“The days of the Wild West are over,” Senator Chris Romer said at a public hearing at the Capitol building last week, referring to what some see as a near-lawless but booming medical marijuana industry. While his comments may have been premature, under his lead the Colorado Senate has indeed approved stricter regulations on the medical marijuana industry.
In a 34-1 vote, the Senate voted to pass restrictions on the doctor/patient relationship as it applies to medical marijuana. Republican Shawn Mitchell of Broomfield was the only dissenting vote, purportedly because Colorado’s Amendment 20, which allows for medicinal marijuana use, is part of our constitution and therefore should be upheld as written.
The new bill requires that doctors can no longer meet briefly with a patient and endorse their need for medical marijuana. Instead, doctors must review a patient’s medical records, give him or her a full exam, and even provide follow-up treatment. Additionally, doctors cannot meet with patients within dispensaries, nor can they accept monetary incentives from the dispensaries. Patients between the ages of 18-21 need two doctors to attest to their need for medicinal marijuana.
Prominent medical marijuana activist attorney Robert Corry testified against the bill, noting that it made it more difficult for sick patients to get the care they needed. Corry also points out that medicinal marijuana helps people with debilitating diseases overcome additions to “dangerous narcotic pain medications” which they would be dependent on if medicinal marijuana was not available to them.
Senator Romer has also cited correspondence from patients who traded pain medications for marijuana, but who also wanted stricter regulations on the medical marijuana industry so that their own treatment would not be threatened.

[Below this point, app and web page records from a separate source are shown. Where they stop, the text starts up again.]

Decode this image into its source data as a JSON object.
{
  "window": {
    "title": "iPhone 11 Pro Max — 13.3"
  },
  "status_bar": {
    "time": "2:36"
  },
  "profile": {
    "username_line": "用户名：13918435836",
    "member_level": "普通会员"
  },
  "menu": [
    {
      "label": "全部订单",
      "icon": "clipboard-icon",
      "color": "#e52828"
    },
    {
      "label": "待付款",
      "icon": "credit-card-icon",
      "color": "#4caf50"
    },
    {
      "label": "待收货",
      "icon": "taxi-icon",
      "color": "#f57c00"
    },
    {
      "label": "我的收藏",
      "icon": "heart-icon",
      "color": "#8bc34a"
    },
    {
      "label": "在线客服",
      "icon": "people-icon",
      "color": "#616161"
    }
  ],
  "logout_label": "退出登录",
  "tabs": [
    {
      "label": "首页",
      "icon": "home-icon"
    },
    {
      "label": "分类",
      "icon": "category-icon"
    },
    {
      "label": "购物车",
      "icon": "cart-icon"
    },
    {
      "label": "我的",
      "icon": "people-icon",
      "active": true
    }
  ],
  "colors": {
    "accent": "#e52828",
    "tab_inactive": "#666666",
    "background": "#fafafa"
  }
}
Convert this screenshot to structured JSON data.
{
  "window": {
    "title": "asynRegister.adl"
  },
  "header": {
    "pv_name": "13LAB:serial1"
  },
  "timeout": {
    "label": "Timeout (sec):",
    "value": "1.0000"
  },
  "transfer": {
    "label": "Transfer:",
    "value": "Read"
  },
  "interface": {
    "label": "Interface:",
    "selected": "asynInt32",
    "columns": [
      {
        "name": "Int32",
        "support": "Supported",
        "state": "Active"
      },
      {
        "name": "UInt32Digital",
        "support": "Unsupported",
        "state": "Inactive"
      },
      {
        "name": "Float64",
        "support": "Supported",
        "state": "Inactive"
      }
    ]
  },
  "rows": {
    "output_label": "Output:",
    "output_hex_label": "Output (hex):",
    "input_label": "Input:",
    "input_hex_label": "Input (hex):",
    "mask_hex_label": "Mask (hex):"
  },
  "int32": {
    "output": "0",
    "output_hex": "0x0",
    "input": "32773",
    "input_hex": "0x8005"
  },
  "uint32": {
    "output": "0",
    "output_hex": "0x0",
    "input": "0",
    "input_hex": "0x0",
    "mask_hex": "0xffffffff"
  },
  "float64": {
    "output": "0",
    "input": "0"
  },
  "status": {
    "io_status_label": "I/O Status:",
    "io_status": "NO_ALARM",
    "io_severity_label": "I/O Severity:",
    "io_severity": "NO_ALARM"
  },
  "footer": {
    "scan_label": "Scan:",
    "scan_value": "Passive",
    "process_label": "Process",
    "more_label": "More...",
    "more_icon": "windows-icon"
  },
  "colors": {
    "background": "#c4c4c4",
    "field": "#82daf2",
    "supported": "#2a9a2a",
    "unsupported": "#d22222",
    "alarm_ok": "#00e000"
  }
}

Originally, Senator Romer and others had pushed for an all-encompassing medical marijuana law reform, with dispensaries/caregivers facing regulation as well. That bill faced extreme opposition, so the bill was split into two parts: the doctor/patient relationship bill passed today by the Senate, and a bill regarding dispensaries and caregivers which will make its way through the House.